--- PROBLEM TO WORK ON ---
Every line of the data that includes "WebGL" should be copied out.

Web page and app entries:

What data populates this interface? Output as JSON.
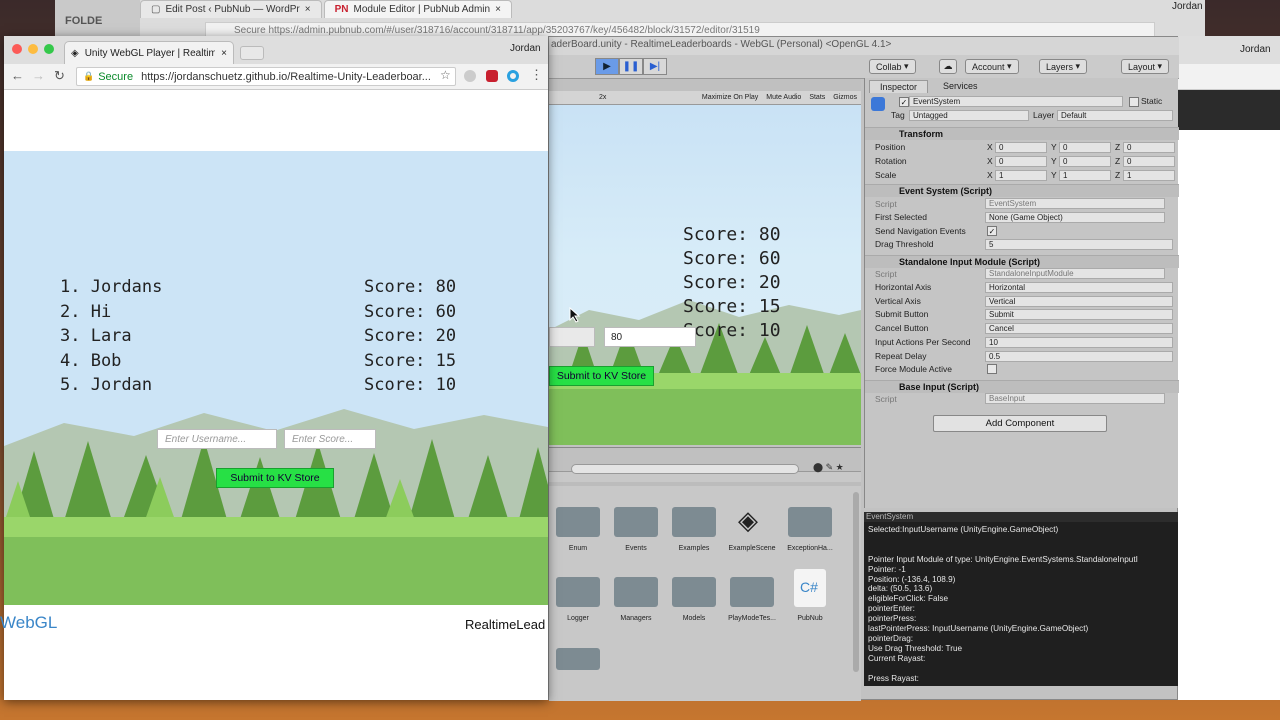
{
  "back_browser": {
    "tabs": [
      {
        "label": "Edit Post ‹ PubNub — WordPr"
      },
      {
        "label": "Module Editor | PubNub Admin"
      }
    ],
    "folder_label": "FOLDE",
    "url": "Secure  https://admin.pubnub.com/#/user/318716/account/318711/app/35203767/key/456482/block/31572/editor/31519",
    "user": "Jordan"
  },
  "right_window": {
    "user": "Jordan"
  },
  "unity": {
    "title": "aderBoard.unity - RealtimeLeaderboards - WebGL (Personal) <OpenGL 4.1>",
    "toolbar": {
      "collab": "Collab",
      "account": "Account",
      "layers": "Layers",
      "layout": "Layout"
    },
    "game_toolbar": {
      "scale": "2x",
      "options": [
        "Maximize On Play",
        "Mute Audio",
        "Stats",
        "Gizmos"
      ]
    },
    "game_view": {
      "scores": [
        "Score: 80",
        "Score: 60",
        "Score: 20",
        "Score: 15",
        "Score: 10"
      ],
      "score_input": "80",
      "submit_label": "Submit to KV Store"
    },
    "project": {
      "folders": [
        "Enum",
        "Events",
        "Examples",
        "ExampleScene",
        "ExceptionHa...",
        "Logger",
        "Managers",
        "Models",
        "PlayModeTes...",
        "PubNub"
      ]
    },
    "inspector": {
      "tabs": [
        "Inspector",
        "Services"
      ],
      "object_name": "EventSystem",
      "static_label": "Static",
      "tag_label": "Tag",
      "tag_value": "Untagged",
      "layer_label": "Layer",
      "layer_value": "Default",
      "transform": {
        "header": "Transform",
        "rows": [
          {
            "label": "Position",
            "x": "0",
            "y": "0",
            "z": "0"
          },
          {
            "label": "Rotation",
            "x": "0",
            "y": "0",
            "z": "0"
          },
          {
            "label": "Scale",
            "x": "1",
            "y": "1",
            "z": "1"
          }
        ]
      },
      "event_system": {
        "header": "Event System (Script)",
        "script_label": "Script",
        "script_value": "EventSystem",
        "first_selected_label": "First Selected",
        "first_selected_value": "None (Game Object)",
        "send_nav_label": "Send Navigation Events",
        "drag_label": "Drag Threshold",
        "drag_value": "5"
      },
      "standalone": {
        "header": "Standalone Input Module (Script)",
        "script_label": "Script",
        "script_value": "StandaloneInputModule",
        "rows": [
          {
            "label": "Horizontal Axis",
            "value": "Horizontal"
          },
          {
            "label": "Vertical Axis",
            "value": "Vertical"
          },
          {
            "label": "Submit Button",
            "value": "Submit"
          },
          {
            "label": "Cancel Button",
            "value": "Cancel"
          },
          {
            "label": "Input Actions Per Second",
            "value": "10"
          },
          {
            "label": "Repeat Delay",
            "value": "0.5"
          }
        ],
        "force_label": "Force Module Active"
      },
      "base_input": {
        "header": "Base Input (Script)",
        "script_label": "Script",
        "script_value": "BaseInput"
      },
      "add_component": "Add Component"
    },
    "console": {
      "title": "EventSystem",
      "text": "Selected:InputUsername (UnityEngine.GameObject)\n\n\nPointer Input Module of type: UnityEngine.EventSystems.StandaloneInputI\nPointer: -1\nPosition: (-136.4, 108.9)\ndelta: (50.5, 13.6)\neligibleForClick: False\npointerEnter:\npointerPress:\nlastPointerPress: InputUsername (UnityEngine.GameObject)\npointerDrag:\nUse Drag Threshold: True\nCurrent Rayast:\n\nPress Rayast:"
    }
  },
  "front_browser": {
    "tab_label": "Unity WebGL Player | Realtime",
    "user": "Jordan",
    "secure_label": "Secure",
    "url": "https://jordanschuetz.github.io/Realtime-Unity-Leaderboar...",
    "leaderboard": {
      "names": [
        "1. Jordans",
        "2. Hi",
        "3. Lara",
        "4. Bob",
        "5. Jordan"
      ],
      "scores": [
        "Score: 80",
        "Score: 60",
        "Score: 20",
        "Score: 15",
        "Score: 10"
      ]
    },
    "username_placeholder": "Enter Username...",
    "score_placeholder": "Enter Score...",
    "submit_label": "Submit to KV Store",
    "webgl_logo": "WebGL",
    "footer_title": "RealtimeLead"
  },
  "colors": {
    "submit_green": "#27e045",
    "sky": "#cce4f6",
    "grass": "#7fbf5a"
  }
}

--- EXPECTED ANSWER ---
    "title": "aderBoard.unity - RealtimeLeaderboards - WebGL (Personal) <OpenGL 4.1>",
    "tab_label": "Unity WebGL Player | Realtime",
    "webgl_logo": "WebGL",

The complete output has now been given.